Friday, November 19, 2010
The NYSE, which seems to have up-regulated its propaganda arm in recent months, sent around an email to we corporate tools with photos from yesterday's "initial" public offering of the common stock of General Motors. I rather liked the one below. And, yes, the scare quotes around "initial" are totally appropriate.
The USA lost money the day it invested in GM. The right benchmark was to use Ford as a comparable, in which case GM needed to be worth at least 7/4 to Ford to make it break-even. It wasn't then, and it's not now.
I don't necessarily mind "investing at a loss" for a bigger public policy goal, but the entire deal was structured to put the UAW -- and particularly its retirees -- at the front of the line with no haircut.
The tax benefit of net operating losses gets lost when a company runs through bankruptcy, but not here. It was only recently revealed that New GM got a special one-off break to use Old GM's NOLs. That's worth about $10 billion, which means an extra $2 billion bone got thrown to the UAW.
There's a falsehood that keeps getting repeated that Obama & Co abused the bankruptcy process in GM to re-order the priority of secured creditors vs. equity holders. It's not true.
The GM deal was an aggressive use of Bankruptcy Code 363 -- which allows for a sale of assets out of bankruptcy to a designated buyer on the condition that other stakeholders -- or anyone for that matter -- can come in and make a higher bid. "363" sales are often used for sales of stand-alone divisions of bankrupt companies. What was aggressive in the GM situation was the size of what got sold, both as a percentage of the GM bankruptcy estate and the aggregate dollar amount -- but there's precedent for this and it was legal.
The debtholders could have used the face value of their debt as part of a consortium bid, in which case they could have topped anyone, if they wanted to. But they didn't. That's because -- on the numbers -- GM wasn't worth saving. On the numbers, GM should have been liquidated. In which case debtholders would have gotten less, or more likely -- nothing.
So GM's secured creditors didn't get screwed GM, and actually got more than they should have had the USA not intervened.
So who got screwed? ... the US taxpayer ... and Ford, Toyota, etc
The USA lost money the day it invested in GM. The right benchmark was to use Ford as a comparable. We invested in GM on the basis of an implied $70 billion pro forma valuation at a time when Ford's market cap was only $40 billion. GM wasn't worth 7/4x Ford then, and it isn't worth 7/4x Ford today.
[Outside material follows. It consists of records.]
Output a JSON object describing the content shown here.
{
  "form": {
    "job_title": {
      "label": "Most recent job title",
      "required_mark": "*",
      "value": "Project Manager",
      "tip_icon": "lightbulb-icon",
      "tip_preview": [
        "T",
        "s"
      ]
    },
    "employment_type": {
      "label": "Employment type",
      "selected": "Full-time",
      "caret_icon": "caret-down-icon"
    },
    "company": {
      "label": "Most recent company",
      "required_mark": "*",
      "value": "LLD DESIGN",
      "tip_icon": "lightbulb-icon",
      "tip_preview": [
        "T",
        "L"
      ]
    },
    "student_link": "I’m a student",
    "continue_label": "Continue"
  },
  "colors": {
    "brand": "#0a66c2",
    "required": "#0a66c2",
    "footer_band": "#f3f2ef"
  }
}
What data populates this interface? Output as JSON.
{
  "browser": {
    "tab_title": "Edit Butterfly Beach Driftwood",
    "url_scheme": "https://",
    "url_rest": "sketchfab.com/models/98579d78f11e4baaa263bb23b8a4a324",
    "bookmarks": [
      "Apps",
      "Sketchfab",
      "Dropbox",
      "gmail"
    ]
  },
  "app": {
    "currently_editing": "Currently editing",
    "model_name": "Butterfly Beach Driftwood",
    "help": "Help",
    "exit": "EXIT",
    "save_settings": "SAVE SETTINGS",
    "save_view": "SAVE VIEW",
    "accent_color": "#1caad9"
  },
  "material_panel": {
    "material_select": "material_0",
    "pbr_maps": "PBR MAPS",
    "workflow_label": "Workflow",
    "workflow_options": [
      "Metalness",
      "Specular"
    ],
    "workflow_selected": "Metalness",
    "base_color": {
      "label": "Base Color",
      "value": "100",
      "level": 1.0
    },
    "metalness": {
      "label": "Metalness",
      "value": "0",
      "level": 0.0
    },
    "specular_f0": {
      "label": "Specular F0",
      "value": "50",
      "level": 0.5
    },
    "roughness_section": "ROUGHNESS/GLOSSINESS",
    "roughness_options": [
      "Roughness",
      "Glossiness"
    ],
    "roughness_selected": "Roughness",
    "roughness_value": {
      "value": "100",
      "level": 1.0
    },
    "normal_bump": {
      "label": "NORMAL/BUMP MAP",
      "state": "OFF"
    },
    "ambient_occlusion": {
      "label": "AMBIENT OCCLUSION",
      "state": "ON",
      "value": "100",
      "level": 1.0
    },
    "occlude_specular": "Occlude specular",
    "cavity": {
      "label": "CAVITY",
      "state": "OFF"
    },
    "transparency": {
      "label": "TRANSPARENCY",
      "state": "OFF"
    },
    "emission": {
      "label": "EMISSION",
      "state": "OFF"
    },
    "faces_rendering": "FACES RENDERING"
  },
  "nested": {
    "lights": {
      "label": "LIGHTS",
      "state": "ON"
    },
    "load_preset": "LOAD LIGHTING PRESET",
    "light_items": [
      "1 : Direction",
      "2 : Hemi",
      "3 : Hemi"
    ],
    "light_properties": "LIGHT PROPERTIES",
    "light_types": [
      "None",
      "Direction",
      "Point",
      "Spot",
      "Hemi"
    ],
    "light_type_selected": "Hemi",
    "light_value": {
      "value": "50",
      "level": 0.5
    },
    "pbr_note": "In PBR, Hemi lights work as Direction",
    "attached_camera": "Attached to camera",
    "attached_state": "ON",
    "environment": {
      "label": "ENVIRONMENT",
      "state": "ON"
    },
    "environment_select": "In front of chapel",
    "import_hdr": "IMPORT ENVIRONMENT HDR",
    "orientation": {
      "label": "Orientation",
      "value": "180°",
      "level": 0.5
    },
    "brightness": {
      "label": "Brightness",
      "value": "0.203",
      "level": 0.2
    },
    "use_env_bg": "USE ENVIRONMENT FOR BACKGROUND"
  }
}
So who won? ... the UAW.
We can argue whether "investing at a loss" for a bigger public policy goal was justified with GM, but the entire deal was structured to put the UAW -- and particularly its retirees -- at the front of the line with no haircut. In effect, Obama handed the UAW pensioners $10 billion. The left says "we're all in this together", but it always works out that some pigs are more equal than others.
It's all about the optics.
It's important for Obama & Co to claim that the USA hasn't lost that much on GM. So they take credit for anything good that happens at GM including interest and dividends paid, and the market appreciation that automakers have enjoyed over the last year, etc.
But that still wasn't enough, so Obama & Co threw in $45 billion of net operating losses (NOLs). Ordinarily, the tax benefit of NOLs gets lost when a company runs through a bankruptcy 363 sale, but not here. Somehow Treasury found a way to give a one-off ruling that New GM could carry over Old GM's NOLs -- they have an NPV of something like a $10 to $15 billion. This is unprecedented, and I doubt it will be repeated.
This was a key selling point during the IPO and served to boost GM's valuation. To the extent that the USA is an owner of GM, we're just moving money from right pocket to left. But to the extent that the UAW is an owner it's getting another $3 billion or so in value as a handout from the USA.
The UAW's investment in Obama has had a remarkably high ROI, hasn't it?
More than I needed to know, Anon, although i appreciate the explanation of how owning preferred stock can turn one into a UAW contributer.
That violated the basic idea of the purchase.
If you buy into this crap sandwich, you will regret it.
"More than I needed to know"
The devil is often in the details. We get little true investigative journalism out of MSM, including Fox. So I do my own.
In the Progressive Paradise that's the State of Michigan, the UAW -- and especially its retirees -- are at the top of the food chain, and are being kept there thanks to the detail of the GM Bailout. That's the unreported story re: GM. Collectivism always sounds good in theory, but it's always less than "fair" in practice. Here's but another small example.
Further, when you understand the details of the GM Bailout, you can see how Machiavellian "smart" Obama & Co can be when it comes to "working" legislation and regulations. It's what they do. Be afraid.
No! The unreported story here is that the Obamites chose to benefit one union group over another.
In doing so they also managed to turn the normally accepted standard on its head (Yes. I know the plan was approved by the judiciary. So what.)
Not only that but they chose to villify anyone who got in their way.
"Further, when you understand the details of the GM Bailout, you can see how Machiavellian "smart" Obama & Co can be when it comes to "working" legislation and regulations. It's what they do. Be afraid."
This is a keeper.